The Sourdoughs, Cheechakos, and Frauds behind the Most Unbelievable Feat in Mountaineering

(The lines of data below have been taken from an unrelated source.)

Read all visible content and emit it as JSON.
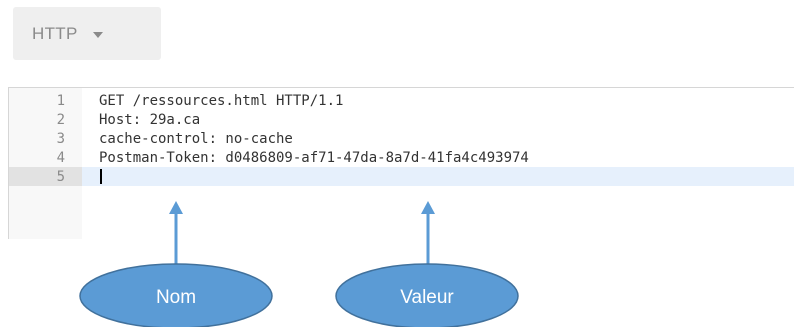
{
  "dropdown": {
    "label": "HTTP",
    "caret_icon": "chevron-down-icon"
  },
  "editor": {
    "lines": [
      {
        "num": "1",
        "text": "GET /ressources.html HTTP/1.1"
      },
      {
        "num": "2",
        "text": "Host: 29a.ca"
      },
      {
        "num": "3",
        "text": "cache-control: no-cache"
      },
      {
        "num": "4",
        "text": "Postman-Token: d0486809-af71-47da-8a7d-41fa4c493974"
      },
      {
        "num": "5",
        "text": ""
      }
    ],
    "active_line": "5"
  },
  "annotations": {
    "name_label": "Nom",
    "value_label": "Valeur",
    "bubble_color": "#5b9bd5",
    "bubble_border": "#41719c"
  }
}
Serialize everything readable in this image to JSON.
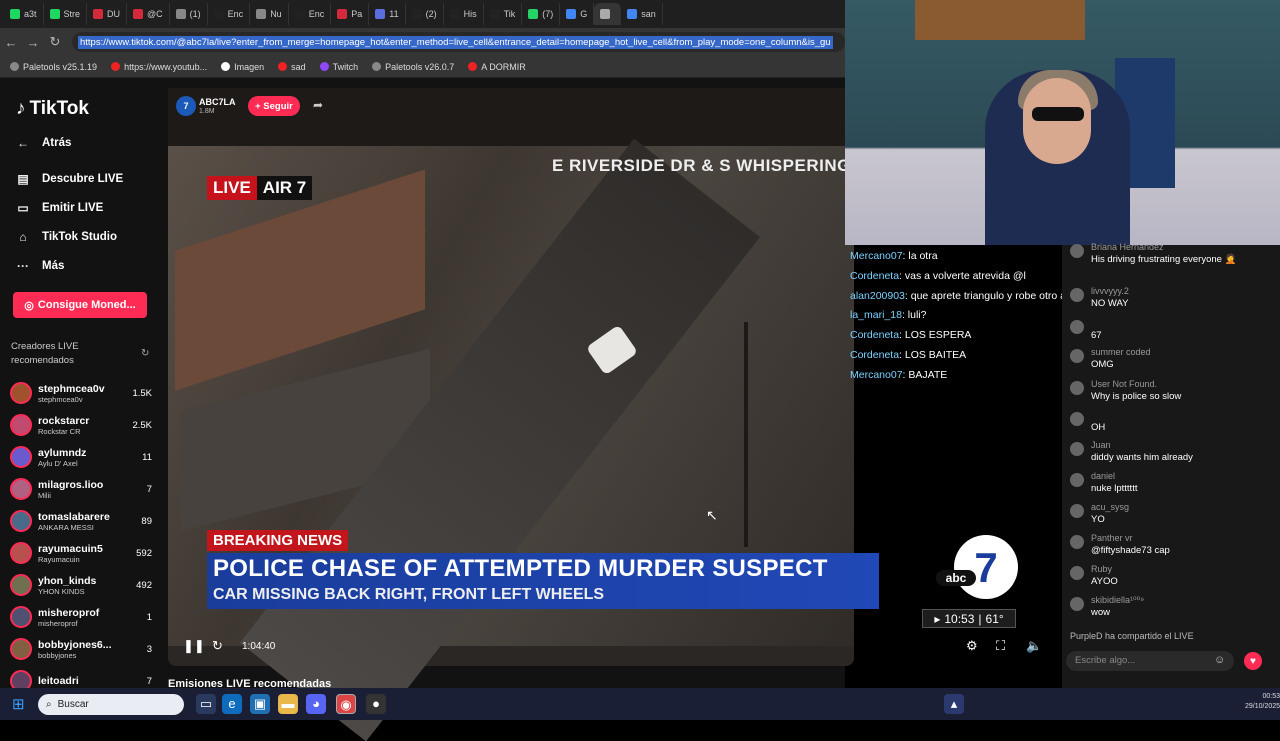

The history of mountaineering began on Denali with the legendary story of four gold miners (called “Sourdoughs” because they carried sourdough starter with them at all times) who claimed to have summited after climbing more than 8,000 feet of steep snow and ice, then back down again—all in a single and incredibly dangerous day in 1910. Lugging a 25-pound, 14-foot flagpole to mark their success, they took on North America’s highest peak using sheet metal crampons, coal shovels, hatchets, and alpenstocks to balance their way up the mountain. Was the expedition a success or a hoax? Denali climber Jon Waterman brings this colorful mountaineering mystery to life.